* ASSIGNMENT
The records below are to be duplicated exactly as they appear.

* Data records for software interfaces
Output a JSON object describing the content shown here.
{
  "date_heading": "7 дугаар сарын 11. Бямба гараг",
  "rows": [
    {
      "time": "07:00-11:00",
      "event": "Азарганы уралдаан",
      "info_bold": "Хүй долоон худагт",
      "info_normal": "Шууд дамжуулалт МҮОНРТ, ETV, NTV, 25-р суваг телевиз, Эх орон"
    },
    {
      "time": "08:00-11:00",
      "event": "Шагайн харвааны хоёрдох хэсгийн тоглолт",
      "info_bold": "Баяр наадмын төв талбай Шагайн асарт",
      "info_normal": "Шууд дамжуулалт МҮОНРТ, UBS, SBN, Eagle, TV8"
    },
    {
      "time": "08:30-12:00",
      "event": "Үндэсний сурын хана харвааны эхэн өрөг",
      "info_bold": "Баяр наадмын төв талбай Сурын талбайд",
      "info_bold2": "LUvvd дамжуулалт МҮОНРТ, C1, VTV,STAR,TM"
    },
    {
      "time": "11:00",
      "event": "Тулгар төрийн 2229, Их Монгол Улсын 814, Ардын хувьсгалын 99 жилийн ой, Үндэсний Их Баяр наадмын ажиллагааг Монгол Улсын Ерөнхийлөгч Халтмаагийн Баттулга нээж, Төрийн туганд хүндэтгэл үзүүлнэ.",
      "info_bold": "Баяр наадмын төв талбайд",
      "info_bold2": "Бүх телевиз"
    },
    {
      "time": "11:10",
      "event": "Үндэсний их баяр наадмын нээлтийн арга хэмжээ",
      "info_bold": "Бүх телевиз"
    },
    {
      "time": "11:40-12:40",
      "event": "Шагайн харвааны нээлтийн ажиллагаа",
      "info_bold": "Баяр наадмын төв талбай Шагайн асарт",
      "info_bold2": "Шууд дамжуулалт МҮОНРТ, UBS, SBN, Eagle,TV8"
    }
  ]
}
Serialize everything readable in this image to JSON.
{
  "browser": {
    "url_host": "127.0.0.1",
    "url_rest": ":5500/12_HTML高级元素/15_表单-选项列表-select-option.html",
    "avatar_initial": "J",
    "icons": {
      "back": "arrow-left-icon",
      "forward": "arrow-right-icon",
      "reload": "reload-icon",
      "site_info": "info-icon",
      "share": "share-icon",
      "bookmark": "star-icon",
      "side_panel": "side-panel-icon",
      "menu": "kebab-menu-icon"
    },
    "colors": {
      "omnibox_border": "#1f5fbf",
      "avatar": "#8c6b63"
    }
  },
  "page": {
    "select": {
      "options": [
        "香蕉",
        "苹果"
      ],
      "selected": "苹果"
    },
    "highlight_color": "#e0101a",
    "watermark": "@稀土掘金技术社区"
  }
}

* SOLUTION TO THIS PROBLEM
Output a JSON object describing the content shown here.
{
  "date_heading": "7 дугаар сарын 11. Бямба гараг",
  "rows": [
    {
      "time": "07:00-11:00",
      "event": "Азарганы уралдаан",
      "info_bold": "Хүй долоон худагт",
      "info_normal": "Шууд дамжуулалт МҮОНРТ, ETV, NTV, 25-р суваг телевиз, Эх орон"
    },
    {
      "time": "08:00-11:00",
      "event": "Шагайн харвааны хоёрдох хэсгийн тоглолт",
      "info_bold": "Баяр наадмын төв талбай Шагайн асарт",
      "info_normal": "Шууд дамжуулалт МҮОНРТ, UBS, SBN, Eagle, TV8"
    },
    {
      "time": "08:30-12:00",
      "event": "Үндэсний сурын хана харвааны эхэн өрөг",
      "info_bold": "Баяр наадмын төв талбай Сурын талбайд",
      "info_bold2": "LUvvd дамжуулалт МҮОНРТ, C1, VTV,STAR,TM"
    },
    {
      "time": "11:00",
      "event": "Тулгар төрийн 2229, Их Монгол Улсын 814, Ардын хувьсгалын 99 жилийн ой, Үндэсний Их Баяр наадмын ажиллагааг Монгол Улсын Ерөнхийлөгч Халтмаагийн Баттулга нээж, Төрийн туганд хүндэтгэл үзүүлнэ.",
      "info_bold": "Баяр наадмын төв талбайд",
      "info_bold2": "Бүх телевиз"
    },
    {
      "time": "11:10",
      "event": "Үндэсний их баяр наадмын нээлтийн арга хэмжээ",
      "info_bold": "Бүх телевиз"
    },
    {
      "time": "11:40-12:40",
      "event": "Шагайн харвааны нээлтийн ажиллагаа",
      "info_bold": "Баяр наадмын төв талбай Шагайн асарт",
      "info_bold2": "Шууд дамжуулалт МҮОНРТ, UBS, SBN, Eagle,TV8"
    }
  ]
}
Serialize everything readable in this image to JSON.
{
  "browser": {
    "url_host": "127.0.0.1",
    "url_rest": ":5500/12_HTML高级元素/15_表单-选项列表-select-option.html",
    "avatar_initial": "J",
    "icons": {
      "back": "arrow-left-icon",
      "forward": "arrow-right-icon",
      "reload": "reload-icon",
      "site_info": "info-icon",
      "share": "share-icon",
      "bookmark": "star-icon",
      "side_panel": "side-panel-icon",
      "menu": "kebab-menu-icon"
    },
    "colors": {
      "omnibox_border": "#1f5fbf",
      "avatar": "#8c6b63"
    }
  },
  "page": {
    "select": {
      "options": [
        "香蕉",
        "苹果"
      ],
      "selected": "苹果"
    },
    "highlight_color": "#e0101a",
    "watermark": "@稀土掘金技术社区"
  }
}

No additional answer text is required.